The intermodulation distortion is extremely low as well. The 60 Hz + 7 kHz (4:1 ratio) SMPTE IMD is shown below. The total SMPTE IMD is -100 dB (0.0010 %). The test was performed at an output voltage of +20 dBu.
Perhaps a better indicator of good sound quality and certainly a more demanding test is the 18 kHz + 19 kHz (1:1 ratio). The result of this measurement is shown below. The IMD measures -113 dB (0.00022 %). The test was performed at an output voltage of +20 dBu.
The Common-Mode Rejection Ratio (CMRR) of the THAT Receiver is shown below. THAT Corp. specifies the CMRR of the THAT1200 to be 90 dB at 1 kHz. As my measurement below shows, some samples perform quite a bit better than the typical specification.
The residual mains hum is incredibly low at -127 dBV (446 nV) for the worst case mains harmonic. The measurement for Input 4 is shown below.
Input 1 is located right by the power supply modules, hence, shows slightly more mains hum as shown below.

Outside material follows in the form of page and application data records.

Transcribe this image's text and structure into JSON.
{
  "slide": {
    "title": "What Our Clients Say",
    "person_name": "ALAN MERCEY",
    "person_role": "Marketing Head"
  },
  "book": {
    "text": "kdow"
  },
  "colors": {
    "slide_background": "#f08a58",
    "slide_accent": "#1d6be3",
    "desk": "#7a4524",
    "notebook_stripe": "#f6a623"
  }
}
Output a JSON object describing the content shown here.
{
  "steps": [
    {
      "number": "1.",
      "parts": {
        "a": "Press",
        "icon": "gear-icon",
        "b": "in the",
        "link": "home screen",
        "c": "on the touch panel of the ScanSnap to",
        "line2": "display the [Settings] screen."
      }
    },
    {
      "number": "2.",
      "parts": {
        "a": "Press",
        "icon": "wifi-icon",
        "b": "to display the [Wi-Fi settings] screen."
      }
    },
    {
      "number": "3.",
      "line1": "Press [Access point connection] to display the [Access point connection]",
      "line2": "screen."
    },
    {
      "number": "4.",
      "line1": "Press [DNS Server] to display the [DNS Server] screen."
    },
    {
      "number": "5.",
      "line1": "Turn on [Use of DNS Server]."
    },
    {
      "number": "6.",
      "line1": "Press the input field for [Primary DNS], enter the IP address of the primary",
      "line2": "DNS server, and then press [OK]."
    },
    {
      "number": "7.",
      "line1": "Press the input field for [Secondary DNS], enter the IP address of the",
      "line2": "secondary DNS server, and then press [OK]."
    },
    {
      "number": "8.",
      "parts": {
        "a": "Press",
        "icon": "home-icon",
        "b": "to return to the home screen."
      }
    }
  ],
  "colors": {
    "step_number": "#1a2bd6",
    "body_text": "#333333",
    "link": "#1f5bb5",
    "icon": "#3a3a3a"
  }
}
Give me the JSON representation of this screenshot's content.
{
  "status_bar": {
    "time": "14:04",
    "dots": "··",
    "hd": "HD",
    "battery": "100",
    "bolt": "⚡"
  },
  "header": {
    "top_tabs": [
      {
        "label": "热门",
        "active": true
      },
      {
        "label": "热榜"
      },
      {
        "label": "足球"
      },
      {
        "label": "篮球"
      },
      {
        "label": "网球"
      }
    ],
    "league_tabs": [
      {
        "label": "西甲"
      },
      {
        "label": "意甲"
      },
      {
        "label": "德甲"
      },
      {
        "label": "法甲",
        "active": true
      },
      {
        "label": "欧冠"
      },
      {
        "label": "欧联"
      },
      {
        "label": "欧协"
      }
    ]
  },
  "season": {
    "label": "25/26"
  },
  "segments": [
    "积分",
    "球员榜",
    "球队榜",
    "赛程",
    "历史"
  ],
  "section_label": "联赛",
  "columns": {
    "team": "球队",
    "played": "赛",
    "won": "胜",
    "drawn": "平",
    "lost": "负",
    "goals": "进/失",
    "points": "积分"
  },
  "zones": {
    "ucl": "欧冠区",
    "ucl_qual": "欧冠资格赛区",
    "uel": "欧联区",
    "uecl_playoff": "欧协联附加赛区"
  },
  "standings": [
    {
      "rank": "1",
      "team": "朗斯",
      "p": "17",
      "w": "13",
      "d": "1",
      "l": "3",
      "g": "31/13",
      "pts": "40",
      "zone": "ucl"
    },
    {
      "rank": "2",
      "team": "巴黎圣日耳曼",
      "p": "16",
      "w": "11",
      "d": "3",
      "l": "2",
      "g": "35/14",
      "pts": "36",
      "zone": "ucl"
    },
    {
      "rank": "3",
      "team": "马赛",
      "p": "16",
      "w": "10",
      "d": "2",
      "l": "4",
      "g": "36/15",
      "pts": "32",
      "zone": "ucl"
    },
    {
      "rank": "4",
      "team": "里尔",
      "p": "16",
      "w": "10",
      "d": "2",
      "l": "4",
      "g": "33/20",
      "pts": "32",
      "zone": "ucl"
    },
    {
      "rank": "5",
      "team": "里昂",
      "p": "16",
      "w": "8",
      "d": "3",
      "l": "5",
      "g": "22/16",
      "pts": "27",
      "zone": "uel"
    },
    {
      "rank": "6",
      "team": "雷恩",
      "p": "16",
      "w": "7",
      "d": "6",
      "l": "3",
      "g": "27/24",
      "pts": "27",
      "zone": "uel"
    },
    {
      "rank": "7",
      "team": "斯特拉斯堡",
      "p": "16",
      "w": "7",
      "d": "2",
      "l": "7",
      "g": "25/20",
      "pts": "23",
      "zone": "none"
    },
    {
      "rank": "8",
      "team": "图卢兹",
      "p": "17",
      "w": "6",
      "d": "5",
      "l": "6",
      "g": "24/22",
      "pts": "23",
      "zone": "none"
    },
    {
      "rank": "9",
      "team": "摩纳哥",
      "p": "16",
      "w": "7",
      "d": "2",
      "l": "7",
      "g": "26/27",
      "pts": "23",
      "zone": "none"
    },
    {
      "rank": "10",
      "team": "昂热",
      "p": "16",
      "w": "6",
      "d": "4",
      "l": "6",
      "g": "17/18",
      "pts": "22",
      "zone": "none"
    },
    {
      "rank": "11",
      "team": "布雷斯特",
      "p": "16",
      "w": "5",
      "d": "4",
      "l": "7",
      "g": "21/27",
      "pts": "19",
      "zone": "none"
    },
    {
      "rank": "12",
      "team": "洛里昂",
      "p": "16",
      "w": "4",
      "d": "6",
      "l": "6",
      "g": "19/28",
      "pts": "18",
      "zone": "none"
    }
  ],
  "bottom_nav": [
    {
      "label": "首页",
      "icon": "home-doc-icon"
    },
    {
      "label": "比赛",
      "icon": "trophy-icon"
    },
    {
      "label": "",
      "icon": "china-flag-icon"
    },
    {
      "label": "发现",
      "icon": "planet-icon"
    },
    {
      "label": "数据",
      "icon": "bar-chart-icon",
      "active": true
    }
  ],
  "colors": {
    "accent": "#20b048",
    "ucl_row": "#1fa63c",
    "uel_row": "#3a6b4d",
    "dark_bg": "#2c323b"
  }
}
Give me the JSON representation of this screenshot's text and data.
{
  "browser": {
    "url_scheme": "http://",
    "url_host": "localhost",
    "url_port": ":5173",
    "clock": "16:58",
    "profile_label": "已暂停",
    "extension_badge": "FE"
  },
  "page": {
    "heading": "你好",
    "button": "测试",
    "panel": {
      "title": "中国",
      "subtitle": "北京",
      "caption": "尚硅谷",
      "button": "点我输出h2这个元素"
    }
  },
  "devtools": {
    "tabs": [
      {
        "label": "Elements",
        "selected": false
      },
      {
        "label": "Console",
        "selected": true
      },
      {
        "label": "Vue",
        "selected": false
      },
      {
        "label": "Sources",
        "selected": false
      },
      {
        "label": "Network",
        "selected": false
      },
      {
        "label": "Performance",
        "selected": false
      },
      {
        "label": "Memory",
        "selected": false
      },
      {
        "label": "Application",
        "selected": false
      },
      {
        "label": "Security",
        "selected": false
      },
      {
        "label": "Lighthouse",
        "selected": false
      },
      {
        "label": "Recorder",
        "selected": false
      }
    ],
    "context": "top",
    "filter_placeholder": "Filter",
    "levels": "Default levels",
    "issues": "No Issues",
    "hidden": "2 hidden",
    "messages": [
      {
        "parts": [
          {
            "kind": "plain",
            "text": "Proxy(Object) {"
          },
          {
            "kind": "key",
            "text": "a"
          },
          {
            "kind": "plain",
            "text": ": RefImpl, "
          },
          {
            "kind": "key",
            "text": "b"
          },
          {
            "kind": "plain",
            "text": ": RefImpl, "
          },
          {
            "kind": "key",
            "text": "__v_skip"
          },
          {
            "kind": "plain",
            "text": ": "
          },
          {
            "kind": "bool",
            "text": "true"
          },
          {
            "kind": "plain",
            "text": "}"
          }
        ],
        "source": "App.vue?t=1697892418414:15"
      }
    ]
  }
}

The measurement was done with the volume turned all the way up. The mains hum does reduce to -125 dBV when the volume is turned down.
To bring this hum level into perspective, it is worth noting that about 55-60 dB (500-1000×) of gain would be needed to bring this hum up to a barely audible SPL in an efficient speaker.
The channel separation between the left and right channels is shown for Input 1 and Input 4 in the plot below. The channel separation pushes the measurement limits of the Audio Precision APx525.
The frequency response of the Differential Preamplifier 8×2 is shown below. The gain is straight as an arrow and comes in at 5.55 dB. THAT Corporation specifies the gain variation of the THAT1200 and THAT1646 to be ±0.02 dB, and clearly, the ICs meet this spec.
The bandwidth of the preamp is limited by an internal RF filter to 700 kHz (-3 dB).